==== Data to examine

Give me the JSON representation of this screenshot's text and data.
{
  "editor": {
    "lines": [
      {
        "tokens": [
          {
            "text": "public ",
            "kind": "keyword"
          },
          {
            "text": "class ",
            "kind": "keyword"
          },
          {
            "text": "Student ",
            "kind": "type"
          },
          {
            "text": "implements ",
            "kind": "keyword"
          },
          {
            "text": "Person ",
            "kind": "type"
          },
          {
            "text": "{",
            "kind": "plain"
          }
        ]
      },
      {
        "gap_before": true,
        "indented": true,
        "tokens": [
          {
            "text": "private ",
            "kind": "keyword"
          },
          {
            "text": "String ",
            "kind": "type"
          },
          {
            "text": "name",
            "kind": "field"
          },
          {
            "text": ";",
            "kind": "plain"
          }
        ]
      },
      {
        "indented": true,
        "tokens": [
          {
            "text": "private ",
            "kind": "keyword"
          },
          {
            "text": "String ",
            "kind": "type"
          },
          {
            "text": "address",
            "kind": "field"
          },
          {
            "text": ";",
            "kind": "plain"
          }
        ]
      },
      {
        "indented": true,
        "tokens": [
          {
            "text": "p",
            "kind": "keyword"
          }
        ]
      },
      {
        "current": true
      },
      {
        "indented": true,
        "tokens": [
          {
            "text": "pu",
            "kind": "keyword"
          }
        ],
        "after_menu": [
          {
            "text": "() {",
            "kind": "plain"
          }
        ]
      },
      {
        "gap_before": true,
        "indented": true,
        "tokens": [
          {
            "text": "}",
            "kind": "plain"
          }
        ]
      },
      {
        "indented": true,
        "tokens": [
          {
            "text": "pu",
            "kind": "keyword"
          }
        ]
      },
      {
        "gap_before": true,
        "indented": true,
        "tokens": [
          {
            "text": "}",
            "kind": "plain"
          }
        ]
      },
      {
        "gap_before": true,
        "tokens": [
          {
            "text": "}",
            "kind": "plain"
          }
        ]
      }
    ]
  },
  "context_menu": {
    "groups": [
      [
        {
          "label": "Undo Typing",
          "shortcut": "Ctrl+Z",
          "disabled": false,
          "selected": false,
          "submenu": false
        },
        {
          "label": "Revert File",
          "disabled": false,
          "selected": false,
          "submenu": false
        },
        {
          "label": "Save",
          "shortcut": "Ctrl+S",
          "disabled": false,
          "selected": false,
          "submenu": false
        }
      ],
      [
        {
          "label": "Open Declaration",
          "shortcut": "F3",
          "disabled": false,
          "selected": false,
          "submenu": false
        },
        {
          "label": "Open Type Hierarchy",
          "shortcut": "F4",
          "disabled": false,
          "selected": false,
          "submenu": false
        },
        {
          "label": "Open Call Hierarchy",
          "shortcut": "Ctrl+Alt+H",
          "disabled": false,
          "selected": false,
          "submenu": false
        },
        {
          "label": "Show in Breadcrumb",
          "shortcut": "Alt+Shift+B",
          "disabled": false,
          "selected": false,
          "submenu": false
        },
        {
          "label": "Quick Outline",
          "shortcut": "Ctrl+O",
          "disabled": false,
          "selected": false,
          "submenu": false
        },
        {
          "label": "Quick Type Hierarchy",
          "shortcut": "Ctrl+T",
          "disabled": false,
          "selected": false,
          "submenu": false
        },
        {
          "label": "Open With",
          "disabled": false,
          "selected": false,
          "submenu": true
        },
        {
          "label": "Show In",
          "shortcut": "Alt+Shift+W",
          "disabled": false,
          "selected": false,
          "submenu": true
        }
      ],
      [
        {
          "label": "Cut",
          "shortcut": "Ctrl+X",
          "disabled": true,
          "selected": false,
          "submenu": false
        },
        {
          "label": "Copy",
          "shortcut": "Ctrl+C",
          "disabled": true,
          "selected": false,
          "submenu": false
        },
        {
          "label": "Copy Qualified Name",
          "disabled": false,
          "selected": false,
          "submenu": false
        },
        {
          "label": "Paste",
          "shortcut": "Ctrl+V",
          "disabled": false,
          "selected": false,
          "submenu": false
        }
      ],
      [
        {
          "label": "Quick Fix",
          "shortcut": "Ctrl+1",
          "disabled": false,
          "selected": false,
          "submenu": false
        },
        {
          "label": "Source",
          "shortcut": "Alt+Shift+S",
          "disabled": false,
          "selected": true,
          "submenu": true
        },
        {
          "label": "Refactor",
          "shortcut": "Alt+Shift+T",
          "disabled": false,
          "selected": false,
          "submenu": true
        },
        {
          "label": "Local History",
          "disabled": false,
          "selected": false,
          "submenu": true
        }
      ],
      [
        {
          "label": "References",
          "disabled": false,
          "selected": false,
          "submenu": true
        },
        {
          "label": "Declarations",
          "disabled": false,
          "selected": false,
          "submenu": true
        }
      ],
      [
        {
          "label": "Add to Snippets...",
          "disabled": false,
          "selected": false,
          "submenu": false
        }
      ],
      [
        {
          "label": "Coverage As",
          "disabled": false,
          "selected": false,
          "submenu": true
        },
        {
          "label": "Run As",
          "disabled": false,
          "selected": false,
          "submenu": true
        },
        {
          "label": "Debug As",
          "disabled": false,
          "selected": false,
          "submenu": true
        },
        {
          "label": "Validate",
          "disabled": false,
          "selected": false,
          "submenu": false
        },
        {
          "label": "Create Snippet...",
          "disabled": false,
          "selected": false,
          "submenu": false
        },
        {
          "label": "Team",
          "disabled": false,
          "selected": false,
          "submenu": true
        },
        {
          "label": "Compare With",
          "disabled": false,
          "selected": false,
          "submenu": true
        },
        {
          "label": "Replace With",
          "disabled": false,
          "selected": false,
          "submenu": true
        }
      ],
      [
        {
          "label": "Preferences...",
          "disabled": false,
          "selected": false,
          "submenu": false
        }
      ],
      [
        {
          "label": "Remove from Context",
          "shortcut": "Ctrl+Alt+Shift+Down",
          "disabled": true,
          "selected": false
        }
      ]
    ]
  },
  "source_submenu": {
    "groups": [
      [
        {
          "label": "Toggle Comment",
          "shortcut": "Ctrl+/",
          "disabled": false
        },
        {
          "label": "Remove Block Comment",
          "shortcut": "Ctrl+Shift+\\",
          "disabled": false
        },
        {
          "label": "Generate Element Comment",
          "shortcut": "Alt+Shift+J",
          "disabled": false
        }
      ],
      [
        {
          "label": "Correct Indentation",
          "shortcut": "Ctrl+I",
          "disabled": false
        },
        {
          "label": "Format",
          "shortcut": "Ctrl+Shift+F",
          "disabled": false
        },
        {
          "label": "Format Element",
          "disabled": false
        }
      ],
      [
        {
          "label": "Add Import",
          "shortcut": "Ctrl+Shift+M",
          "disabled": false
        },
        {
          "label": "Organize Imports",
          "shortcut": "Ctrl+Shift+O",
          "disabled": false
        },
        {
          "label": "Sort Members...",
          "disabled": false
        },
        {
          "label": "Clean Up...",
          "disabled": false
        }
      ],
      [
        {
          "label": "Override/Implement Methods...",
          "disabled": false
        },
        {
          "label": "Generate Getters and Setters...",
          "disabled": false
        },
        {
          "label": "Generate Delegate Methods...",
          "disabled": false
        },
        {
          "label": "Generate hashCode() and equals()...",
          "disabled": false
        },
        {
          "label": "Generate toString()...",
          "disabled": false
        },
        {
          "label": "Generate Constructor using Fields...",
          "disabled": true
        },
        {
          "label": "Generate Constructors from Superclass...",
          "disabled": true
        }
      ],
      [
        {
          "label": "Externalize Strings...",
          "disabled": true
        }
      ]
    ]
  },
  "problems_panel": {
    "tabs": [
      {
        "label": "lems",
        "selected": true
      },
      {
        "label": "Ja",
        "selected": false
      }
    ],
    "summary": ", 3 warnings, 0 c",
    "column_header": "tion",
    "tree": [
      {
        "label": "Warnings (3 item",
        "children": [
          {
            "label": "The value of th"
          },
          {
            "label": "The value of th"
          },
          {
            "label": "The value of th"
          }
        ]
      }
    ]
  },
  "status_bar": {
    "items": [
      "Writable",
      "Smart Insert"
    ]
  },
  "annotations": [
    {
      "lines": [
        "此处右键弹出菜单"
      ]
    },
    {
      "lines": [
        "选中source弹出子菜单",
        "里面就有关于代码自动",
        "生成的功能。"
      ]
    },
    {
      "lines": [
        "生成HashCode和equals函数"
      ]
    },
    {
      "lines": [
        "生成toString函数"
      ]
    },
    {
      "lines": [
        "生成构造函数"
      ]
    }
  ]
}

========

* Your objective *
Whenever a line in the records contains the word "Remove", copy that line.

* Result of this task *
          "label": "Remove from Context",
          "label": "Remove Block Comment",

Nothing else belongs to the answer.